IN THE NEWS ~ Fight to ditch tariff on shipbuilding not over

PUBLICATION: The Chronicle-Herald
DATE: 2009.03.04
SECTION: Business
BYLINE: Tom Peters Business Reporter

Fight to ditch tariff on shipbuilding not over

The first attempt to eliminate a protective tariff for shipbuilding from a free trade deal with the European Free Trade Ass-ociation fell short of its goal Tuesday.

An amendment to the deal was introduced to the international trade committee in Ottawa by NDP trade critic Peter Julian but was ruled out of order.

The shipbuilding industry is concerned that phasing out the 25 per cent tariff on foreign vessels brought into Canada will hurt the Canadian industry.

It says the measure will open the doors to shipbuilding countries like Norway, part of the European association, which has had its industry strengthened in past years through government subsidization.

It is also concerned the tariff will be on the table when Canada continues free trade talks with Korea.

Ottawa signed a deal in principle with the association in 2007 under which the tariff will be phased out over 15 years.

Peter Stoffer, NDP shipbuilding critic, said Tuesday there will be an attempt to have the amendment introduced in the House of Commons within the next few days.

The Sackville-Eastern Shore MP said he was disappointed the measure didn't get support, especially from the Liberals.

"We would like to know what justification the (committee) chair had, and you can always challenge the chair but you need a majority to do that, but unfortunately we didn't get it," he said. "I was hoping they (Liberals) would do the right thing but they didn't."

Karl Risser, president of Local 1 of the Canadian Auto Workers / Marine Workers Federation, told the international trade committee in a recent presentation that Canadian policies do not support the industry to the level required in the global market.

"It leaves Canadian shipbuilders to compete largely for domestic work," he said. "In the work we do we support transportation, fisheries, oil and gas and most importantly we support government procurement."

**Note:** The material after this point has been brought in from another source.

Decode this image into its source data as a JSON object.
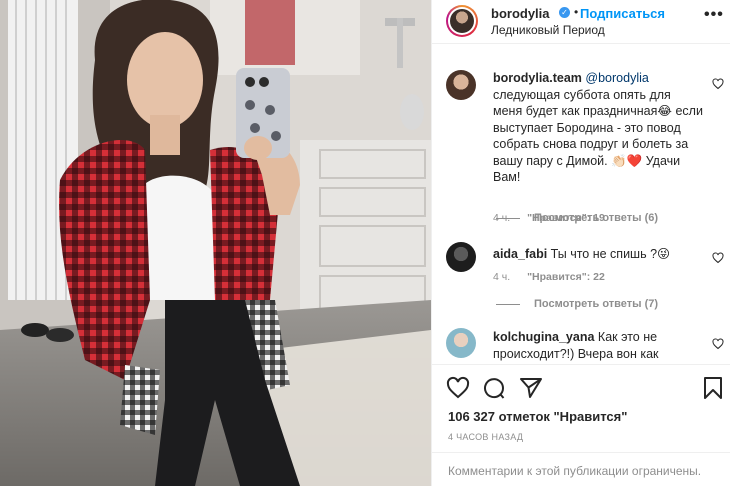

Mr. Risser said it is disturbing to hear politicians say Canadian shipyards are not able to compete with Asian and European yards.

The Canadian industry can grow and be sustainable, with the proper policies, he said.